They'll say that you just want to keep your "cheap or under the table labor." Don't let them get away with it. Ask each and every time if they have any evidence of someone being paid less then [sic] minimum wage or under the table. Most of the sweeps, raids, and deportations of undocumented workers show that they were making union wages and paying taxes like the rest of us.

Of course employers of illegal aliens want to keep their cheap labor. And it's not always a matter of being paid less than minimum wage. Employers who use illegal labor find it advantageous to hire an illegal alien at $10/hour for a job that might otherwise pay $15/hour. One study, authored by Pulitzer Prize-winning reporter Jerry Kammer, on the 2006 Swift & Co. meat packing raids found that government data show that the average wages of meatpackers in 2007 were 45 percent lower than in 1980. After Swift & Co. lost around 3,000 illegal alien employees, wages and bonuses went up for workers as the company had to offer better wages in order to attract legal residents to the jobs.

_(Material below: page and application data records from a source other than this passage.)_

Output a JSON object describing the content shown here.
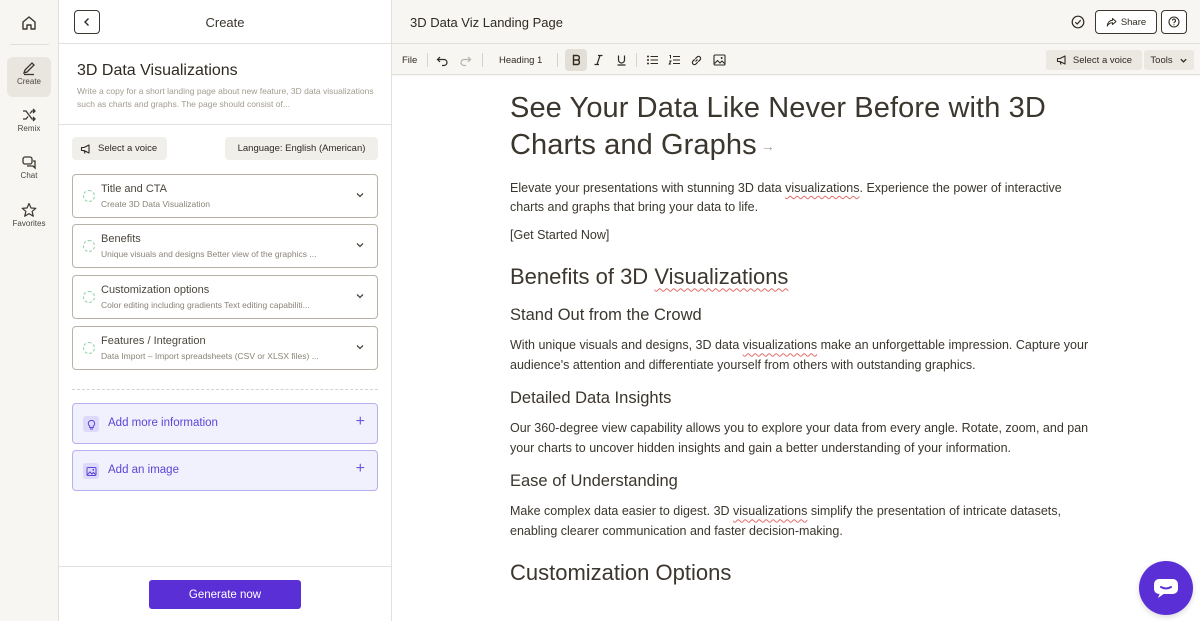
{
  "rail": {
    "items": [
      {
        "label": "Create"
      },
      {
        "label": "Remix"
      },
      {
        "label": "Chat"
      },
      {
        "label": "Favorites"
      }
    ]
  },
  "panel": {
    "title": "Create",
    "doc_title": "3D Data Visualizations",
    "doc_description": "Write a copy for a short landing page about new feature, 3D data visualizations such as charts and graphs. The page should consist of...",
    "voice_label": "Select a voice",
    "language_label": "Language: English (American)",
    "sections": [
      {
        "title": "Title and CTA",
        "subtitle": "Create 3D Data Visualization"
      },
      {
        "title": "Benefits",
        "subtitle": "Unique visuals and designs Better view of the graphics ..."
      },
      {
        "title": "Customization options",
        "subtitle": "Color editing including gradients Text editing capabiliti..."
      },
      {
        "title": "Features / Integration",
        "subtitle": "Data Import – Import spreadsheets (CSV or XLSX files) ..."
      }
    ],
    "add_info_label": "Add more information",
    "add_image_label": "Add an image",
    "generate_label": "Generate now"
  },
  "header": {
    "page_title": "3D Data Viz Landing Page",
    "share_label": "Share"
  },
  "toolbar": {
    "file_label": "File",
    "heading_label": "Heading 1",
    "voice_label": "Select a voice",
    "tools_label": "Tools"
  },
  "document": {
    "h1": "See Your Data Like Never Before with 3D Charts and Graphs",
    "intro_a": "Elevate your presentations with stunning 3D data ",
    "intro_word": "visualizations",
    "intro_b": ". Experience the power of interactive charts and graphs that bring your data to life.",
    "cta": "[Get Started Now]",
    "h2_benefits_a": "Benefits of 3D ",
    "h2_benefits_word": "Visualizations",
    "h3_standout": "Stand Out from the Crowd",
    "p_standout_a": "With unique visuals and designs, 3D data ",
    "p_standout_word": "visualizations",
    "p_standout_b": " make an unforgettable impression. Capture your audience's attention and differentiate yourself from others with outstanding graphics.",
    "h3_insights": "Detailed Data Insights",
    "p_insights": "Our 360-degree view capability allows you to explore your data from every angle. Rotate, zoom, and pan your charts to uncover hidden insights and gain a better understanding of your information.",
    "h3_ease": "Ease of Understanding",
    "p_ease_a": "Make complex data easier to digest. 3D ",
    "p_ease_word": "visualizations",
    "p_ease_b": " simplify the presentation of intricate datasets, enabling clearer communication and faster decision-making.",
    "h2_custom": "Customization Options"
  },
  "colors": {
    "accent": "#5b2fd6",
    "spell_error": "#e46a6a",
    "section_ring": "#8fd0a5"
  }
}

As for the claim on illegal aliens not being paid under the table, the generally pro-amnesty Washington Post felt comfortable reporting that "researchers generally agree" that about "40 to 50 percent of illegal immigrants are paid under the table." That's money that is not taxed on either side of the equation, not income taxes nor FICA taxes paid by the employer.

LeVecke doesn't see a problem with companies moving to Canada to take advantage of more robust insourcing policy, explaining: "Microsoft opened operations in Canada just because our country doesn't allow enough workers into the United States to keep Microsoft staffed and Canada has no limits."

He also doesn't think America's borders matter too much, noting that when it comes to supporters of immigration enforcement, "They'll tell you they are defending our nation's sovereignty. The sovereignty they speak of is the sovereignty of a motherland. America was built on the notion that we should be more concerned for the sovereignty of our values not land."

The entire amicus brief is available online at SCOTUSblog.com.